Although the development of hospices and hospitals emerged from early Christian impulses toward hospitality, these institutions were unable to capture and express some of the most fundamental, personal dimensions of hospitality. Poor people and strangers were frequently cared for at a distance and in large numbers. Personal hospitality was increasingly reserved for visiting dignitaries. ((Ibid. 45.))
Perhaps the death knell came with a number of other dynamics that emerged during the industrialization of society and the all-consuming “busy-ness” wherein we find ourselves today. Samuel Johnson said, “In a commercial country, a busy country, time becomes precious, and…hospitality is not so much valued.”1 He made this statement in the 18th century. Given the current pace of life, it is no wonder we find ourselves at a place where opening our home, extending hospitality, and providing charity is something that seems impossible to carry out. It is much easier to let specialized institutions – private and state-run – take care of the charity. And as for our homes, they have “become smaller and more private… a cherished retreat from the world into which one admits few strangers.”2 After all, we have to protect the limited time with our families, right?

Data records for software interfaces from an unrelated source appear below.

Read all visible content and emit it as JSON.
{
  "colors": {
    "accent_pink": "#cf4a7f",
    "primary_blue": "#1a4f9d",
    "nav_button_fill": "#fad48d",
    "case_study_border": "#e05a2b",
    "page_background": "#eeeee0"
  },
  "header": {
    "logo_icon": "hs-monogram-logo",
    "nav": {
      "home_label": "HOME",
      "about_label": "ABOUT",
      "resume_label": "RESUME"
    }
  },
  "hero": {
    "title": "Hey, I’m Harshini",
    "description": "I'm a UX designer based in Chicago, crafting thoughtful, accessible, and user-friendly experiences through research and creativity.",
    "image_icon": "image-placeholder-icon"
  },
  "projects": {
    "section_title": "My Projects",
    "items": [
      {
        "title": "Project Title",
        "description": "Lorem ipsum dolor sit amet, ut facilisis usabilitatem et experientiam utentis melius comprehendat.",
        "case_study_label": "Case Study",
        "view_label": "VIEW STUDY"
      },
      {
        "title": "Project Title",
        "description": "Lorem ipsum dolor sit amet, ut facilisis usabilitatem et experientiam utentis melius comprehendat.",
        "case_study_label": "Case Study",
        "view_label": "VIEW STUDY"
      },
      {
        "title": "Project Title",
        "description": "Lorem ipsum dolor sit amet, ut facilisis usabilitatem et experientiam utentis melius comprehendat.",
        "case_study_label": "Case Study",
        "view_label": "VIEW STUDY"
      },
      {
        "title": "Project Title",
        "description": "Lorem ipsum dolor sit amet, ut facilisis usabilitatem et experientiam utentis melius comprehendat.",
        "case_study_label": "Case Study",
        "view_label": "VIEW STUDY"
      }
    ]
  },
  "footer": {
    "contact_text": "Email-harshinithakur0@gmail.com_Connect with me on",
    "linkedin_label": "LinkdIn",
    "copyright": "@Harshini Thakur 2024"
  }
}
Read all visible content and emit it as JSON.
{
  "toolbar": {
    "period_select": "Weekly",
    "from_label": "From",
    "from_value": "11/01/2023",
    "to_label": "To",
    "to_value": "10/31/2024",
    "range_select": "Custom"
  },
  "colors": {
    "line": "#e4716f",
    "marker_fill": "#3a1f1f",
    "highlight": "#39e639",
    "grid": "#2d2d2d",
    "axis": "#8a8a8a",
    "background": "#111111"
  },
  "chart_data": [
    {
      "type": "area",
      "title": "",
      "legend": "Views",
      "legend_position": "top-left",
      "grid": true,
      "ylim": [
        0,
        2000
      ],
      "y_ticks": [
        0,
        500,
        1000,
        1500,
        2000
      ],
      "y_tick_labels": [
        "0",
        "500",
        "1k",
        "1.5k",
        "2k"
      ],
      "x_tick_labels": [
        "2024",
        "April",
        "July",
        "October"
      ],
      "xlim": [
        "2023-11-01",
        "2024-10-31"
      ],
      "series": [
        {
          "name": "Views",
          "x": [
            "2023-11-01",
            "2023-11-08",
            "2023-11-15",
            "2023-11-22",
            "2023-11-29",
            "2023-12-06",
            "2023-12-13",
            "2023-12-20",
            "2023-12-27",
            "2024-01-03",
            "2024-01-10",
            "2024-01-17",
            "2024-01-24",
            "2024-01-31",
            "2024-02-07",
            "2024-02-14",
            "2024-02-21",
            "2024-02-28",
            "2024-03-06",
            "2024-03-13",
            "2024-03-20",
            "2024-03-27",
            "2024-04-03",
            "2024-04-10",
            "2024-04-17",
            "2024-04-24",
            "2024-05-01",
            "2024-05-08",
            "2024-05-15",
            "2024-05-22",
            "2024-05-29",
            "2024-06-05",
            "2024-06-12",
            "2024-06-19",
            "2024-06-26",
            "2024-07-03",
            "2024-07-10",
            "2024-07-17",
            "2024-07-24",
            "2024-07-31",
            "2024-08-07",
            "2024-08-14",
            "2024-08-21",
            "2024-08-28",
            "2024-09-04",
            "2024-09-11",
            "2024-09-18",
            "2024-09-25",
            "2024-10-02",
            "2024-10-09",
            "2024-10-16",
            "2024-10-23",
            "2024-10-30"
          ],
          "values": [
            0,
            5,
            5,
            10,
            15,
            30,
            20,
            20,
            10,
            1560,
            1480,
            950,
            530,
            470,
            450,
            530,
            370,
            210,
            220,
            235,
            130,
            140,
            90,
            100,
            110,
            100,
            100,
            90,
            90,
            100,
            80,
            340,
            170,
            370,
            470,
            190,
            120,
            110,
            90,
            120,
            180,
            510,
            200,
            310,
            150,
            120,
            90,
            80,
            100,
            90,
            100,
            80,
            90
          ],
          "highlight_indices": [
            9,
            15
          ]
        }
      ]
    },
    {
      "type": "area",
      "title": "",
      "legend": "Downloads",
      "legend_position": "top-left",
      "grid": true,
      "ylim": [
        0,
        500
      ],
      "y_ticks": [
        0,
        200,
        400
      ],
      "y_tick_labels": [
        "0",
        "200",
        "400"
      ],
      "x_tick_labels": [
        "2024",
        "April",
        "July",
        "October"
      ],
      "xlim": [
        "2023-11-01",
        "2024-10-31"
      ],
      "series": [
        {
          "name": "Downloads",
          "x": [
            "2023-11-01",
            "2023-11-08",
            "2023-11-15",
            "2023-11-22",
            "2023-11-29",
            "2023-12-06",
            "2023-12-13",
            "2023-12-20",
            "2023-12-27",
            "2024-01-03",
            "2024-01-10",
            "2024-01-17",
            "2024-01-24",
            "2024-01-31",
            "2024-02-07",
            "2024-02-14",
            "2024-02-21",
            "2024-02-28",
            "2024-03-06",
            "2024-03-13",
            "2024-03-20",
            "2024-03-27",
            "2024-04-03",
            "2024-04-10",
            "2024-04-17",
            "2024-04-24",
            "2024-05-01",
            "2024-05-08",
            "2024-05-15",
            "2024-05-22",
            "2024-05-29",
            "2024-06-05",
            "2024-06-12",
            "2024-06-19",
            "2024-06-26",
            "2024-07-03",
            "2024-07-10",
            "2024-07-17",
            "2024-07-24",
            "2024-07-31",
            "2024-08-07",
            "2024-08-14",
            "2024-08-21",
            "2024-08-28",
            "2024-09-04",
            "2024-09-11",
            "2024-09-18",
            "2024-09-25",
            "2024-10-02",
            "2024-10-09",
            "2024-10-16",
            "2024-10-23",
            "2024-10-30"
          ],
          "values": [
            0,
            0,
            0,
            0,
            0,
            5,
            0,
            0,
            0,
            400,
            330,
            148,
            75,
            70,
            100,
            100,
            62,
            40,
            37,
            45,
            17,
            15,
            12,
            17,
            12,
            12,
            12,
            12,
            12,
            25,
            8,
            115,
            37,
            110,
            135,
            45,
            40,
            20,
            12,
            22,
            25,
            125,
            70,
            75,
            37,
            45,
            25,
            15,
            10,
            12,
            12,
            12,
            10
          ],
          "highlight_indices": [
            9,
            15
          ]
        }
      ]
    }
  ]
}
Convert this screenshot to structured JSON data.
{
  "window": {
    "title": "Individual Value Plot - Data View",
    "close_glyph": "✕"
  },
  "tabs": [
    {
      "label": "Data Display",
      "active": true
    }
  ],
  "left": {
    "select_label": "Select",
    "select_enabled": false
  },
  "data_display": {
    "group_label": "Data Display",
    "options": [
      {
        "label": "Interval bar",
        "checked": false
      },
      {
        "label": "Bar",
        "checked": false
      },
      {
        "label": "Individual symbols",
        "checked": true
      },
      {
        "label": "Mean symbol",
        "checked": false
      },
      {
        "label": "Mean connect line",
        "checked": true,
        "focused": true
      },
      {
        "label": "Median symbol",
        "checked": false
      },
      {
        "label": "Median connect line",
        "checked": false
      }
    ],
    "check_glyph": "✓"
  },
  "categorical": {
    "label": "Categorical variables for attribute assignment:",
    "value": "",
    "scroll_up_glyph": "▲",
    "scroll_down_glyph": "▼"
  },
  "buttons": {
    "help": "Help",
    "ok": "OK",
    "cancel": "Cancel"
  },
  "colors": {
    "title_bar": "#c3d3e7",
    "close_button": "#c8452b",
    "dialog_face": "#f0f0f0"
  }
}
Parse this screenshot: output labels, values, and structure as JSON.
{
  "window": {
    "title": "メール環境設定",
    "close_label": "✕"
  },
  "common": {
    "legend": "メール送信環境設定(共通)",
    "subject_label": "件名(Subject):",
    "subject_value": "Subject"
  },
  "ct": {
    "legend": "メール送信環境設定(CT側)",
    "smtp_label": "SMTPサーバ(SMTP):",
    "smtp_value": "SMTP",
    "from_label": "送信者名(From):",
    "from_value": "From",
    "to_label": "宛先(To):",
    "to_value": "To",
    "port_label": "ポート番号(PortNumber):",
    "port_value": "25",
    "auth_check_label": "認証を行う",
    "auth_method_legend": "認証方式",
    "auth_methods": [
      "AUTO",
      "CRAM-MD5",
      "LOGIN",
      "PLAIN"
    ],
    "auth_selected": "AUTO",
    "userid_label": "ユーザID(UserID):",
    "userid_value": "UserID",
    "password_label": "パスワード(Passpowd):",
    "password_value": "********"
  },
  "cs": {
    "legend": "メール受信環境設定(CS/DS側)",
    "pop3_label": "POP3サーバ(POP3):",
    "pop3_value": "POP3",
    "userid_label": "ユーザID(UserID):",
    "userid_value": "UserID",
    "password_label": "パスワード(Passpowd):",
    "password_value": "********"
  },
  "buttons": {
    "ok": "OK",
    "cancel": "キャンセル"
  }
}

This would be all well and good if it were not for God’s Word providing us a different picture. To not roll up our sleeves and engage at a very personal level would be an affront to Christ himself. “For I was hungry and you gave me food, I was thirsty and you gave me drink, I was a stranger and you welcomed me,” (Matthew 25:35 ESV). This was certainly on the minds of early reformers.
In the Reformation period, Martin Luther wrote that when persecuted believers were received hospitably, “God Himself is in our home, is being fed at our house, is lying down and resting.” “No duty can be more pleasing or acceptable to God” than hospitality to religious refugees, promised John Calvin, who viewed such practice as a “sacred” form of hospitality. Calvin encouraged believers to see in the stranger the image of God and our common flesh. ((Ibid. 6.))
Christian hospitality and charity are indispensable to the mission of the church. If we truly want to expand our cultural influence we will have to regain an understanding of this important truth. These are practices that cannot be fully streamlined so as to exclude a majority of families within the church. Surely there will always be those more given to hospitable and charitable activities as well as those who are at stations in life that involve legitimate barriers. That said, we must begin grappling with the practical implications of restoring these traditions. Listen to Pohl once again.
Recovering hospitality will involve reclaiming the household as a key site for ministry and then reconnecting the household and the church, so that the two institutions can work in partnership for the sake of the world. ((Ibid. 58.))
If it is true that the front door of the home is the side door of the church3 then we need to reevaluate who comes over the thresholds of our houses. Transforming our culture for Christ will involve transforming our homes. One key aspect of this transformation will be going beyond entertainment to the extension of true, Christian hospitality. It will be an open table for our covenant community as well as “strangers”. It will also involve charity on the part of individuals and families. As we reengage these practices we will witness the growth of God’s Kingdom through the service of his saints.